It's not a good sign when the judge interrupts your argument to call your client a liar.
Shannon Liss-Riordan, suing Gubhub over how it pays drivers, was closing in the closely-watched case. If she wins, it could have deep impact on the gig economy.
The lawyer will have to get past the judge, however, who jumped in to say her client was untruthful and the "decision would reflect that." It's not over 'till it's over, but this seems like a pretty significant foreshadow.
Contractors v. Employees
U.S. Magistrate Judge Jacqueline Scott Corley cut into the lawyer's argument about 20 minutes in. The judge said the plaintiff produced a "fabricated resume" and lied on an application.
It was nearing the end of a bench trial that tests whether Grubhub drivers are independent contracts or employees. It is the same issue facing Uber, Lyft, and other gig economy companies.
The Grubhub case is the first to put the issue on trial, and the plaintiff's attorney is plowing the field for other drivers. They want to be paid as employees -- with benefits like reimbursement and unemployment insurance -- and not to be short-changed as contractors who have to pay their own expenses.
Liss-Riordan was up for the challenging, having already sued Uber on similar claims.

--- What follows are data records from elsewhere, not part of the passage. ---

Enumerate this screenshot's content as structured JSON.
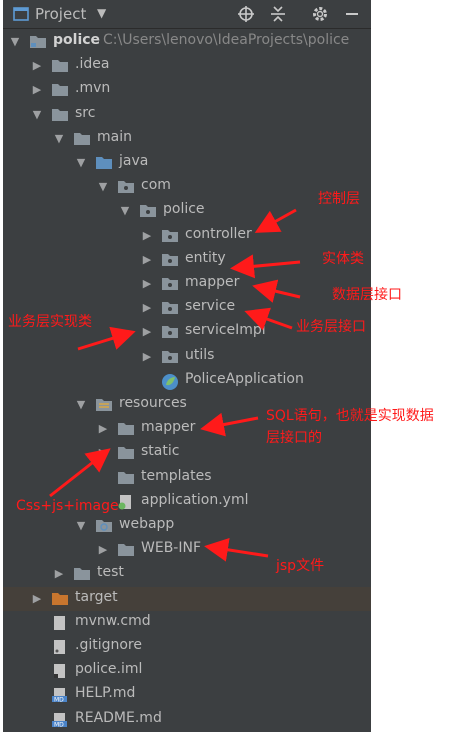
{
  "toolbar": {
    "title": "Project"
  },
  "tree": [
    {
      "id": "police",
      "label": "police",
      "path": "C:\\Users\\lenovo\\IdeaProjects\\police",
      "arrow": "down",
      "icon": "module-folder-icon",
      "level": 0,
      "bold": true
    },
    {
      "id": "idea",
      "label": ".idea",
      "arrow": "right",
      "icon": "folder-icon",
      "level": 1
    },
    {
      "id": "mvn",
      "label": ".mvn",
      "arrow": "right",
      "icon": "folder-icon",
      "level": 1
    },
    {
      "id": "src",
      "label": "src",
      "arrow": "down",
      "icon": "folder-icon",
      "level": 1
    },
    {
      "id": "main",
      "label": "main",
      "arrow": "down",
      "icon": "folder-icon",
      "level": 2
    },
    {
      "id": "java",
      "label": "java",
      "arrow": "down",
      "icon": "source-folder-icon",
      "level": 3
    },
    {
      "id": "com",
      "label": "com",
      "arrow": "down",
      "icon": "package-icon",
      "level": 4
    },
    {
      "id": "pkg-police",
      "label": "police",
      "arrow": "down",
      "icon": "package-icon",
      "level": 5
    },
    {
      "id": "controller",
      "label": "controller",
      "arrow": "right",
      "icon": "package-icon",
      "level": 6
    },
    {
      "id": "entity",
      "label": "entity",
      "arrow": "right",
      "icon": "package-icon",
      "level": 6
    },
    {
      "id": "mapper",
      "label": "mapper",
      "arrow": "right",
      "icon": "package-icon",
      "level": 6
    },
    {
      "id": "service",
      "label": "service",
      "arrow": "right",
      "icon": "package-icon",
      "level": 6
    },
    {
      "id": "serviceimpl",
      "label": "serviceImpl",
      "arrow": "right",
      "icon": "package-icon",
      "level": 6
    },
    {
      "id": "utils",
      "label": "utils",
      "arrow": "right",
      "icon": "package-icon",
      "level": 6
    },
    {
      "id": "policeapplication",
      "label": "PoliceApplication",
      "arrow": "none",
      "icon": "spring-class-icon",
      "level": 6
    },
    {
      "id": "resources",
      "label": "resources",
      "arrow": "down",
      "icon": "resources-folder-icon",
      "level": 3
    },
    {
      "id": "res-mapper",
      "label": "mapper",
      "arrow": "right",
      "icon": "folder-icon",
      "level": 4
    },
    {
      "id": "static",
      "label": "static",
      "arrow": "right",
      "icon": "folder-icon",
      "level": 4
    },
    {
      "id": "templates",
      "label": "templates",
      "arrow": "none",
      "icon": "folder-icon",
      "level": 4
    },
    {
      "id": "application-yml",
      "label": "application.yml",
      "arrow": "none",
      "icon": "yml-file-icon",
      "level": 4
    },
    {
      "id": "webapp",
      "label": "webapp",
      "arrow": "down",
      "icon": "web-folder-icon",
      "level": 3
    },
    {
      "id": "web-inf",
      "label": "WEB-INF",
      "arrow": "right",
      "icon": "folder-icon",
      "level": 4
    },
    {
      "id": "test",
      "label": "test",
      "arrow": "right",
      "icon": "folder-icon",
      "level": 2
    },
    {
      "id": "target",
      "label": "target",
      "arrow": "right",
      "icon": "excluded-folder-icon",
      "level": 1,
      "highlight": true
    },
    {
      "id": "mvnw-cmd",
      "label": "mvnw.cmd",
      "arrow": "none",
      "icon": "file-icon",
      "level": 1
    },
    {
      "id": "gitignore",
      "label": ".gitignore",
      "arrow": "none",
      "icon": "gitignore-file-icon",
      "level": 1
    },
    {
      "id": "police-iml",
      "label": "police.iml",
      "arrow": "none",
      "icon": "iml-file-icon",
      "level": 1
    },
    {
      "id": "help-md",
      "label": "HELP.md",
      "arrow": "none",
      "icon": "md-file-icon",
      "level": 1
    },
    {
      "id": "readme-md",
      "label": "README.md",
      "arrow": "none",
      "icon": "md-file-icon",
      "level": 1
    }
  ],
  "annotations": {
    "controller": "控制层",
    "entity": "实体类",
    "mapper": "数据层接口",
    "service": "业务层接口",
    "serviceimpl": "业务层实现类",
    "sql_line1": "SQL语句，也就是实现数据",
    "sql_line2": "层接口的",
    "static": "Css+js+image",
    "web_inf": "jsp文件"
  },
  "colors": {
    "panel_bg": "#3c3f41",
    "text": "#bbbbbb",
    "folder": "#8a949c",
    "source_folder": "#5e8fbd",
    "excluded_folder": "#c9762e",
    "annotation": "#ff1a1a",
    "highlight_row": "#45403a"
  }
}
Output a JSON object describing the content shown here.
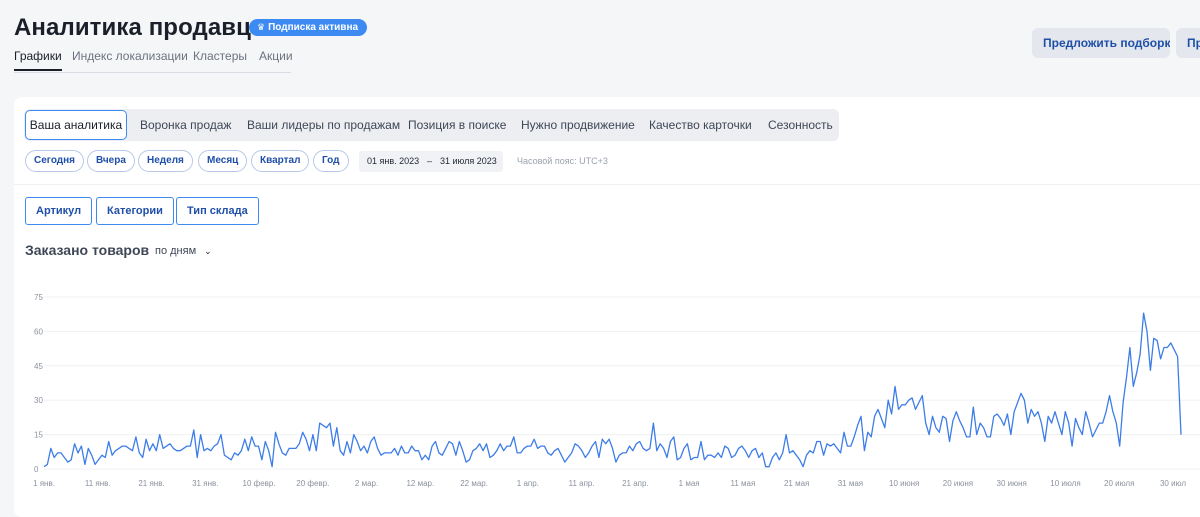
{
  "header": {
    "title": "Аналитика продавца",
    "badge": "Подписка активна",
    "badge_icon": "crown-icon",
    "tabs": [
      {
        "label": "Графики",
        "active": true
      },
      {
        "label": "Индекс локализации",
        "active": false
      },
      {
        "label": "Кластеры",
        "active": false
      },
      {
        "label": "Акции",
        "active": false
      }
    ],
    "buttons": [
      "Предложить подборку",
      "Пр"
    ]
  },
  "analytics_tabs": [
    {
      "label": "Ваша аналитика",
      "active": true
    },
    {
      "label": "Воронка продаж",
      "active": false
    },
    {
      "label": "Ваши лидеры по продажам",
      "active": false
    },
    {
      "label": "Позиция в поиске",
      "active": false
    },
    {
      "label": "Нужно продвижение",
      "active": false
    },
    {
      "label": "Качество карточки",
      "active": false
    },
    {
      "label": "Сезонность",
      "active": false
    }
  ],
  "periods": [
    "Сегодня",
    "Вчера",
    "Неделя",
    "Месяц",
    "Квартал",
    "Год"
  ],
  "date_range": {
    "from": "01 янв. 2023",
    "separator": "–",
    "to": "31 июля 2023"
  },
  "timezone": "Часовой пояс: UTC+3",
  "filters": [
    "Артикул",
    "Категории",
    "Тип склада"
  ],
  "chart_header": {
    "title": "Заказано товаров",
    "granularity": "по дням"
  },
  "colors": {
    "accent": "#3d8bf2",
    "line": "#3d7de8",
    "grid": "#eef0f3"
  },
  "chart_data": {
    "type": "line",
    "title": "Заказано товаров",
    "xlabel": "",
    "ylabel": "",
    "ylim": [
      0,
      75
    ],
    "y_ticks": [
      0,
      15,
      30,
      45,
      60,
      75
    ],
    "x_ticks": [
      "1 янв.",
      "11 янв.",
      "21 янв.",
      "31 янв.",
      "10 февр.",
      "20 февр.",
      "2 мар.",
      "12 мар.",
      "22 мар.",
      "1 апр.",
      "11 апр.",
      "21 апр.",
      "1 мая",
      "11 мая",
      "21 мая",
      "31 мая",
      "10 июня",
      "20 июня",
      "30 июня",
      "10 июля",
      "20 июля",
      "30 июл"
    ],
    "grid": true,
    "legend": "none",
    "series": [
      {
        "values": [
          1,
          2,
          9,
          5,
          7,
          7,
          5,
          3,
          4,
          11,
          7,
          10,
          2,
          9,
          6,
          2,
          4,
          6,
          5,
          12,
          6,
          8,
          9,
          10,
          10,
          9,
          8,
          14,
          7,
          5,
          13,
          8,
          11,
          8,
          15,
          9,
          10,
          11,
          9,
          8,
          8,
          9,
          10,
          10,
          17,
          5,
          15,
          8,
          9,
          8,
          10,
          11,
          15,
          6,
          5,
          4,
          7,
          6,
          8,
          13,
          8,
          14,
          10,
          10,
          4,
          12,
          8,
          1,
          16,
          11,
          7,
          6,
          9,
          9,
          9,
          11,
          16,
          13,
          8,
          15,
          8,
          20,
          19,
          18,
          20,
          10,
          18,
          8,
          6,
          12,
          7,
          15,
          12,
          8,
          10,
          7,
          12,
          14,
          9,
          6,
          7,
          7,
          7,
          9,
          6,
          10,
          7,
          7,
          10,
          8,
          8,
          4,
          6,
          4,
          10,
          12,
          7,
          6,
          9,
          12,
          11,
          6,
          12,
          8,
          3,
          4,
          8,
          9,
          11,
          8,
          11,
          5,
          6,
          8,
          11,
          8,
          10,
          10,
          14,
          7,
          7,
          9,
          10,
          10,
          13,
          9,
          10,
          10,
          7,
          6,
          8,
          9,
          6,
          3,
          5,
          7,
          11,
          10,
          8,
          5,
          7,
          10,
          12,
          5,
          13,
          11,
          13,
          9,
          3,
          6,
          7,
          7,
          10,
          8,
          11,
          12,
          9,
          8,
          9,
          20,
          8,
          11,
          9,
          5,
          12,
          14,
          4,
          5,
          9,
          11,
          4,
          5,
          5,
          12,
          4,
          6,
          6,
          5,
          7,
          5,
          10,
          9,
          5,
          6,
          9,
          10,
          8,
          5,
          8,
          9,
          5,
          7,
          1,
          1,
          5,
          7,
          4,
          7,
          15,
          7,
          8,
          6,
          4,
          1,
          6,
          8,
          7,
          12,
          12,
          6,
          11,
          10,
          11,
          9,
          7,
          16,
          10,
          10,
          14,
          19,
          23,
          8,
          16,
          14,
          23,
          26,
          22,
          18,
          30,
          24,
          36,
          26,
          28,
          28,
          30,
          31,
          26,
          29,
          32,
          20,
          15,
          23,
          18,
          16,
          23,
          22,
          12,
          21,
          25,
          21,
          18,
          14,
          14,
          27,
          15,
          20,
          18,
          14,
          14,
          23,
          24,
          22,
          19,
          24,
          15,
          25,
          29,
          33,
          30,
          20,
          26,
          23,
          25,
          20,
          12,
          23,
          20,
          25,
          20,
          15,
          25,
          20,
          10,
          22,
          18,
          15,
          25,
          20,
          14,
          17,
          20,
          20,
          25,
          32,
          25,
          20,
          10,
          29,
          40,
          53,
          36,
          42,
          50,
          68,
          60,
          43,
          57,
          56,
          48,
          53,
          53,
          55,
          52,
          49,
          15
        ]
      }
    ]
  }
}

The problem in the Grubhub case, however, seems to be the plaintiff.
After the judge interrupted her, the attorney tried to move on. But Corely wouldn't let it go.
"I know he's willing not to tell the truth," the judge said.
"We've seen plenty of cases where people lie on resumes to get a job," the attorney responded.
"It may be a fact of life, and it happens, but it shouldn't happen," the judge added. "I'm telling you, that's a really big misrepresentation."